*WHAT IS NEEDED*: Scan the entries for the word "book" and return every line that has it.

*Entries from a dataset of interfaces*:
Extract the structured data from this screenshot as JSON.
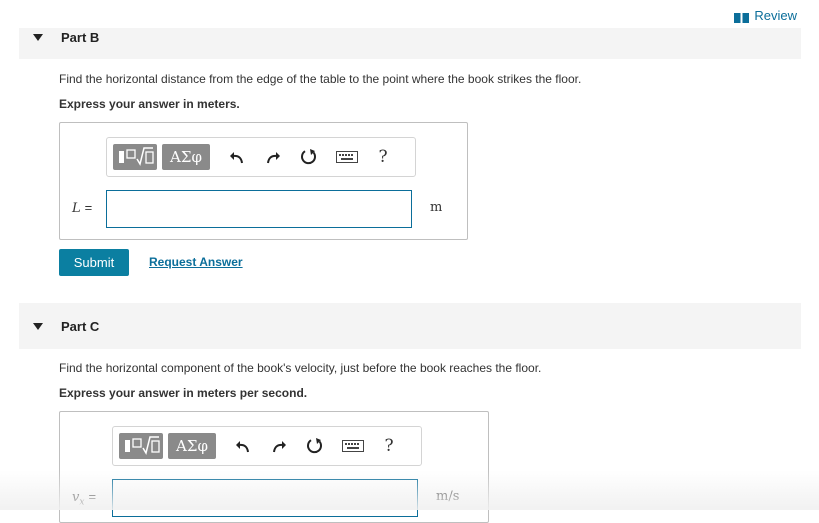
{
  "header": {
    "review_label": "Review"
  },
  "part_b": {
    "title": "Part B",
    "prompt": "Find the horizontal distance from the edge of the table to the point where the book strikes the floor.",
    "instruction": "Express your answer in meters.",
    "toolbar": {
      "greek_label": "ΑΣφ",
      "help_label": "?"
    },
    "variable": "L",
    "equals": "=",
    "input_value": "",
    "unit": "m",
    "submit_label": "Submit",
    "request_answer_label": "Request Answer"
  },
  "part_c": {
    "title": "Part C",
    "prompt": "Find the horizontal component of the book's velocity, just before the book reaches the floor.",
    "instruction": "Express your answer in meters per second.",
    "toolbar": {
      "greek_label": "ΑΣφ",
      "help_label": "?"
    },
    "variable": "v",
    "variable_sub": "x",
    "equals": "=",
    "input_value": "",
    "unit": "m/s"
  },
  "icons": [
    "book-icon",
    "caret-down-icon",
    "template-icon",
    "undo-icon",
    "redo-icon",
    "reset-icon",
    "keyboard-icon",
    "help-icon"
  ],
  "colors": {
    "link": "#0b6e9a",
    "submit_bg": "#0b7fa1",
    "toolbar_btn": "#8a8a8a",
    "part_bar": "#f4f4f4"
  }
}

*RESULT BELOW*:
    "prompt": "Find the horizontal distance from the edge of the table to the point where the book strikes the floor.",
    "prompt": "Find the horizontal component of the book's velocity, just before the book reaches the floor.",
    "book-icon",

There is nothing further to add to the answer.